Lulu Wang’s lovely film, “The Farewell,” celebrates the special bond that can thrive between granddaughter and grandmother. We see, from the opening moments, how much Billi (played by Awkwafina) cherishes conversations with her grandmother, Nai Nai, even though they are separated by thousands of miles. While Billi tries to find her way in New York City, her beloved grandmother follows a quiet routine in China, unaware of what her family may be cooking behind the scenes.
That’s because, when Nai Nai’s relatives hear some news about the matriarch’s health, they find themselves caught between what may be best for Nai Nai and what they need to deal with their reactions. So, when they decide to hide the truth from Nai Nai, and act as if nothing could be wrong, Billi begins to question the wisdom and authenticity of their choices.
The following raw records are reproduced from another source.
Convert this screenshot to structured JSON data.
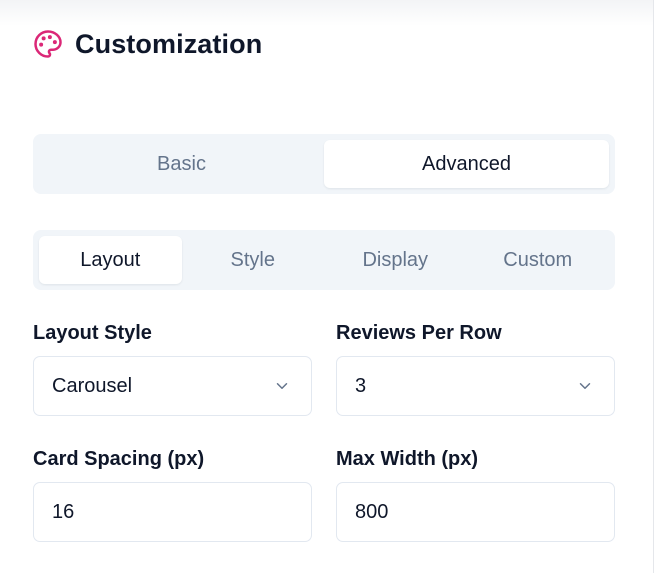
{
  "header": {
    "title": "Customization",
    "icon": "palette-icon",
    "accent_color": "#db2777"
  },
  "mode_tabs": [
    {
      "label": "Basic",
      "active": false
    },
    {
      "label": "Advanced",
      "active": true
    }
  ],
  "sub_tabs": [
    {
      "label": "Layout",
      "active": true
    },
    {
      "label": "Style",
      "active": false
    },
    {
      "label": "Display",
      "active": false
    },
    {
      "label": "Custom",
      "active": false
    }
  ],
  "fields": {
    "layout_style": {
      "label": "Layout Style",
      "value": "Carousel",
      "icon": "chevron-down-icon"
    },
    "reviews_per_row": {
      "label": "Reviews Per Row",
      "value": "3",
      "icon": "chevron-down-icon"
    },
    "card_spacing": {
      "label": "Card Spacing (px)",
      "value": "16"
    },
    "max_width": {
      "label": "Max Width (px)",
      "value": "800"
    }
  }
}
While some filmmakers might only pursue this one story line, Lang, working from memories of her own grandmother and family, also examines how families can use deception to influence how they react to difficult situations. The moviemaker poses real questions about how we should protect those we love from realities we hope they never face.
With the gentleness of a light rain, writer/director Lang creates a special world for Billi, Nai Nai and the other members of this most engaging family. Without giving in to any temptation to create exaggerated situations or characters, the moviemaker lets the people evolve, slowly at times, as they connect and explore. Looking through Billi’s eyes, Lang details the multiple layers that may live within a family, from those who may feel neglected or disappointed, to those who try to manipulate or influence. She never resists any chance to help her characters learn more about themselves as they try to make sense of how they react to what may happen with Nai Nai as they try many times to hide how it makes them feel.
While the film examines real issues, Lang handles it all with such lightness that the film emerges as a most delightful look at the eccentricities of family relationships. Grounding the film, its humor as well as its humanity, is Awkwafina’s breakthrough performance. This delightful comedienne, who stole every possible scene in last year’s “Crazy Rich Asians,” explores a deeper side of her talent as Billi faces serious questions about life, destiny, relationships and responsibility. The actress glows on screen, even in scenes without dialogue, carefully under playing her reactions to situations that could tempt a lesser actress into a broader interpretation.
Thankfully, “The Farewell” also knows when to hold back, when to resist, and how to avoid any tendency to give the film a typical Hollywood happy ending. Fortunately, Lang is too authentic a filmmaker to realize, ultimately, she is making a movie.
Film Nutritional Value: "The Farewell"
Content: High. At its core “The Farewell” is a beautifully-written and directed exploration of how guilt can travel through generations.
Entertainment: High. Even with its meaningful subject matter, “The Farewell” is an accessible film because its central characters are so engaging.
Message: High. This meaningful film reminds us that family challenges can bring out the best in people unless we refuse to learn from our actions.
Relevance: High. Any opportunity to talk with older children about the realities of family relationships can be valuable.
Opportunity for Dialogue: High. After you share this film, talk with your older children about the different ways characters handle guilt in the film, and what it teaches them about how people can try to protect each other.
“The Farewell” is Rated PG for “thematic material, brief language and some smoking.” The film runs 1 hour, 40 minutes.